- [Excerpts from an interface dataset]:
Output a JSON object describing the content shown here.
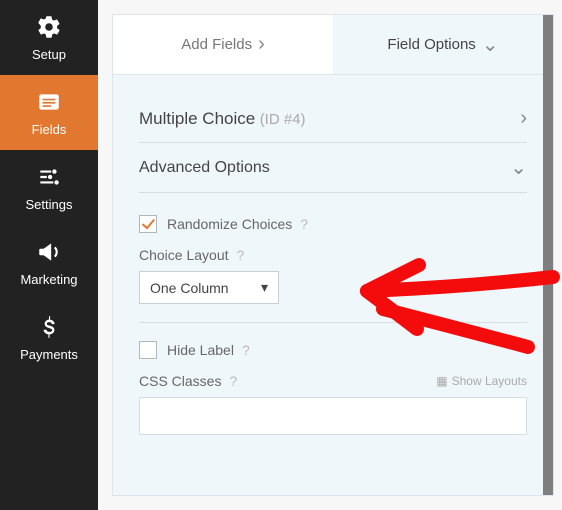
{
  "sidebar": {
    "items": [
      {
        "label": "Setup",
        "icon": "gear-icon"
      },
      {
        "label": "Fields",
        "icon": "form-icon"
      },
      {
        "label": "Settings",
        "icon": "sliders-icon"
      },
      {
        "label": "Marketing",
        "icon": "bullhorn-icon"
      },
      {
        "label": "Payments",
        "icon": "dollar-icon"
      }
    ],
    "active_index": 1
  },
  "tabs": {
    "add_fields": "Add Fields",
    "field_options": "Field Options"
  },
  "section": {
    "multiple_choice": "Multiple Choice",
    "id_prefix": "(ID #",
    "field_id": "4",
    "id_suffix": ")",
    "advanced_options": "Advanced Options"
  },
  "options": {
    "randomize_choices": {
      "label": "Randomize Choices",
      "checked": true
    },
    "choice_layout": {
      "label": "Choice Layout",
      "selected": "One Column"
    },
    "hide_label": {
      "label": "Hide Label",
      "checked": false
    },
    "css_classes": {
      "label": "CSS Classes",
      "value": ""
    },
    "show_layouts": "Show Layouts"
  },
  "colors": {
    "accent": "#e27730",
    "sidebar_bg": "#222222",
    "panel_bg": "#f0f7fb",
    "arrow": "#f40c0c"
  }
}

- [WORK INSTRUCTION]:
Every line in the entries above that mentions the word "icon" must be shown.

- [WRITTEN ANSWER]:
        "icon": "gear-icon"
        "icon": "form-icon"
        "icon": "sliders-icon"
        "icon": "bullhorn-icon"
        "icon": "dollar-icon"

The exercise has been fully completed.